Fresh data has emerged to show that COVID-19 is still causing disruption to about 43% of entire global supply chains.
A new independently commissioned survey this summer by risk management platform Interos revealed results about the pandemic’s disruption to supply chains. 90% of survey respondents, including 450 U.S. senior decision makers who serve in risk and compliance, logistics, IT, procurement and operations at companies with more than $1 billion in revenue, said they were concerned that future waves of infections will have similar consequences to the last wave. (97% agree that better visibility into their suppliers is imperative, but fewer than half (44%) currently have a streamlined solution in place to meet this need. 36% agreed they need to find suppliers in other geographic regions due to import/export restrictions – an indicator of a near-term onshoring increase.
According to the report, the Aerospace and Defense industries have been hardest hit so far, but heavy impact was felt across all industries showing that continuous supply chain risk monitoring is imperative.
Out of a list of 11 risk factors covered in the report, 57% of organizations ranked the ongoing pandemic as the biggest current risk to their supply chain, a greater percentage than any other risk listed. Questions further in the survey help quantify just how severe the disruption has been. Respondents estimate that on average about 43% of their entire supply chain suffered some kind of interruption, ranging from:
- Fluctuations in supplier prices (cited by 44% of respondents)
- Safety restrictions causing orders to be paused or slow to fill (44%)
- Need to find suppliers in other geographic regions due to import/export restrictions (36%)
- Bankruptcy of suppliers (25%)
Some industries experienced more upheaval than others. The survey found that 65% of supply chains in Aerospace and Defense, on average, were disrupted by the pandemic. The biggest issues in the industry are the collapse of suppliers (cited by 48% of industry respondents) and supplier bankruptcies (46%).

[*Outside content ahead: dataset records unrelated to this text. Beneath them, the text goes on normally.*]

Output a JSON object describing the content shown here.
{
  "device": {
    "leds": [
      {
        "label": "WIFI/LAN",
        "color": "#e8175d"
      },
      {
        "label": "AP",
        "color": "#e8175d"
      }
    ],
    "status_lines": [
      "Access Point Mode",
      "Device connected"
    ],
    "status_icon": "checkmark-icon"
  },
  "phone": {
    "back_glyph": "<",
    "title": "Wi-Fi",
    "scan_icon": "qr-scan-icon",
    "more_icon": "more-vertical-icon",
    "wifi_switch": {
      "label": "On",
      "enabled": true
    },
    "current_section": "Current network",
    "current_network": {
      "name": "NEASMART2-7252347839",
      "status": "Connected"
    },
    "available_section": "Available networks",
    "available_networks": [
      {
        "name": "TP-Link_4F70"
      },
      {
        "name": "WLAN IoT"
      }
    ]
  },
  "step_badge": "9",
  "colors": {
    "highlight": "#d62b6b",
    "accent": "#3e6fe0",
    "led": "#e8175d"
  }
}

The Aerospace and Defense industries also come up short on planning for short-term disruptions (cited by 60% of industry respondents) and knowledge of interrelationships with global suppliers (60%).
The survey also asked respondents about other risks to their supply chains beyond the pandemic. The top five are cyber threats/data breaches (41%), issues related to doing business in restricted or sanctioned countries (34%), supplier liquidity (33%), and reliance on a single supplier or country (30%).
“Finding new suppliers or moving manufacturing back to the U.S. is easier said than done,” said Jennifer Bisceglie, CEO and Founder of Interos. “The first step to improving resiliency and better managing risks is having clear visibility across the end-to-end supply chain and understanding what alternatives exist for any threats identified.”
The survey report can be found here.
Lists of cyber security suppliers, and others, can be found here: GovShop Data: A Look at the Cyber Security Market